Lest We Forget

Remembering my great-uncle Flight Sergeant Archibald Don Gordon, RCAF,
405 Squadron, killed in action April 6, 1943, over the Bay of Biscay.
Buried in Plot 1, Row AB, Grave 5 Pornic War Cemetery, France.

May his sacrifice not have been in vain.

Yours in remembrance …



©Dorothy E. Chiotti … All Rights Reserved 2021 … Aimwell CreativeWorks

Lest We Forget

Lest We Forget 1200

In memory of

Sergeant Archibald Don Gordon, Royal Canadian Air Force,

405 Squadron

Served as flight engineer on a Halifax bomber which was shot down over the
Bay of Biscay.

Deceased. April 1943

Age 21

Veterans Affairs Canada

Archie Gordon

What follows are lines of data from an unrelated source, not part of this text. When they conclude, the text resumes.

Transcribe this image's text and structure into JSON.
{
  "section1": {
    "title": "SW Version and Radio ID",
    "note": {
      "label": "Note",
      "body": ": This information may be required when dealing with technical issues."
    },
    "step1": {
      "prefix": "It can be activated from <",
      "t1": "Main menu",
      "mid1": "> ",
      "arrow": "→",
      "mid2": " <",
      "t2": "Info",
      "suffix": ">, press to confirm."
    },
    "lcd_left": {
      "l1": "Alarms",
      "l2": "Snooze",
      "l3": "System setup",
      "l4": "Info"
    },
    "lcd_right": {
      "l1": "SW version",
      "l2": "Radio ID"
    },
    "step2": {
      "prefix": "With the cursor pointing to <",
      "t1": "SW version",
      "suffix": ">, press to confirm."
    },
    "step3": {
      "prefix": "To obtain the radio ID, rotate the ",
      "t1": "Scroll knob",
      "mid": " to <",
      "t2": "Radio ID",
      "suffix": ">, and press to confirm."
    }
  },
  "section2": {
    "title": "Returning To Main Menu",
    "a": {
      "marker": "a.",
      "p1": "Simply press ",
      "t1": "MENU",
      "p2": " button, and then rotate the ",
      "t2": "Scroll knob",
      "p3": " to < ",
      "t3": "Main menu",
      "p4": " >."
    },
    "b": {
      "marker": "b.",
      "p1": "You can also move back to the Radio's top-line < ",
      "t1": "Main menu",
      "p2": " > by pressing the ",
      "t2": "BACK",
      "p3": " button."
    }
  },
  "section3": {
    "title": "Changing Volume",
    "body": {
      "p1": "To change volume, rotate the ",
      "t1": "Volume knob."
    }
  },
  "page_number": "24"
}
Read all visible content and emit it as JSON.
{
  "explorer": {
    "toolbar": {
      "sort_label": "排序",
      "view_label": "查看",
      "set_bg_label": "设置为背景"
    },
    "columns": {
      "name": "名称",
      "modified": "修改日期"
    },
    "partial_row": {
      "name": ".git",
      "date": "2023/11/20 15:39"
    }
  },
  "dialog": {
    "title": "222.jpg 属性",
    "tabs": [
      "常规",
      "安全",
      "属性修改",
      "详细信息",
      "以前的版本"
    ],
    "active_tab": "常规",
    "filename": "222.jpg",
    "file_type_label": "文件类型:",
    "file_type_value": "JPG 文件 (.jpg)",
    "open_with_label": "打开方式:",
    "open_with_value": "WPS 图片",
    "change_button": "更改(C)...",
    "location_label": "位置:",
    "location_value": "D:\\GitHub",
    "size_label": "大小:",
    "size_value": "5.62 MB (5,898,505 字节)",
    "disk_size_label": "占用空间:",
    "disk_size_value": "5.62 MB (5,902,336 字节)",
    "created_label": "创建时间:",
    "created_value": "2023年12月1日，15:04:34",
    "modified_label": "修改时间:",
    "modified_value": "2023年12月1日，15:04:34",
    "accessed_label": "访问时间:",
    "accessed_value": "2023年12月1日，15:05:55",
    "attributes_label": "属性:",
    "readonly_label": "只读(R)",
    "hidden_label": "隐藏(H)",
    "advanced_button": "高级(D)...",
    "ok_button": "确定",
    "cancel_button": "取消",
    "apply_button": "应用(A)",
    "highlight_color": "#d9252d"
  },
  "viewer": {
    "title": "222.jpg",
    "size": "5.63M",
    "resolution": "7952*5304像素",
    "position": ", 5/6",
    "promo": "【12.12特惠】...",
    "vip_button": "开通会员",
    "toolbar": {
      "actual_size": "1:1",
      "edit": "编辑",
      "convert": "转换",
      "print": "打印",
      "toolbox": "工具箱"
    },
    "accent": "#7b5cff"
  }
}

Archie was a happy Scottish lad. One of seven children who immigrated to northern Alberta with their parents in the early 1920s as part of the Soldiers Settlement Act. His father was a proud member of the Black Watch and had served proudly.

Archie had a keen sense of humour and was a true friend to his sister Alice, my grandmother, who felt his loss deeply.

If you want peace, be peace. This is the best way to honour the memories of those who gave their lives that we might live in peace times.

Thanks for visiting.



©Dorothy E. Chiotti … All Rights Reserved 2019
Aimwell CreativeWorks

Remembering …

Remembrance II


Their blood was lost;

In battle died

While far away

Their mothers cried.

The war not theirs,

But fought they did

For noble cause

Their bodies bled.

With open heart

And focused mind

They gave their all

For humankind.

Remember them,

Forget them not,

Our precious freedom

Their lives bought.


Stream of consciousness words for a day of remembering.


Archie Gordon

A salute to my great uncle, Flight Engineer Archibald Don Gordon, Bomber Command 405 Squadron killed in action April 6, 1942 over the Bay of Biscay, France. He was 23 years old.

Thanks for visiting …


©Dorothy E. Chiotti … All Rights Reserved 2018 … Aimwell CreativeWorks

Lest We Forget …

A reprise of a tribute to my Uncle Archie Gordon killed in WWII. Sadly, one of many ~ lest we forget …

Eyes to Heart

Archie Gordon


On April 6, 1943, a Halifax bomber with 405 Squadron of the Royal Canadian Air Force, in which my great uncle, Sergeant Archibald Don Gordon, was flight engineer, was shot down over the Bay of Biscay off the coast of France.



The second youngest of a large farm family living in northern Alberta, he was a bright and cheerful chap adored by everyone. He was closest in age to my grandmother and they were fast friends.

He volunteered.

On the back of his photo (above) my grandmother wrote:

“He said, ‘Someone has to do it.'”

He was in his early 20s when he left for war. He did his duty for his country and paid the ultimate price.

Sergeant Gordon’s body was recovered and is buried in the war cemetery in Pornic, France.

My grandmother had custody of his service medals until the day she died, and they remain in the…

View original post 28 more words

Where Light and Shadow Falls

Weekly Photo Challenge: Cover Art




This is top of mind right now due to the tragic events in Ottawa and Montreal this week, and the senseless killing of two members of Canada’s military by rogue terrorists. And, of course, with Remembrance Day around the corner, the plight of our military is certainly held more in our hearts at this time of year.

This image reminds me of the great sacrifice members of our military make in the name of peace. And not just the ultimate sacrifice of life, but often the loss of vitality in mind, body and spirit and the toll it takes on their families and relationships.

Equine experiential learning is also top of mind for me at the moment as I participate in, and learn to facilitate, this healing modality.

Programs are available to help military veterans manage their PTSD and return to civilian life. For instance, Can Praxis out of Alberta, Canada and sponsored by Wounded Warriors of Canada is just one of many.

If I were to write a book about this it would be an inspirational collection of stories showing how the healing power of the horse has helped veterans reclaim their lives. I would put this image on the cover, perhaps with a superimposed image of a horse quietly grazing to illustrate peace and vitality and call it ~ “Where Light and Shadow Falls: Veterans’ Journeys of Healing by Way of the Horse” or something like that. The bulk of the proceeds would go toward supporting programs such as this.

It’s about reconnecting with the heart.

Interesting, isn’t it, that the poppy has the symbolic colour of the heart.

Thanks for visiting …



©Dorothy Chiotti …  Aimwell CreativeWorks 2014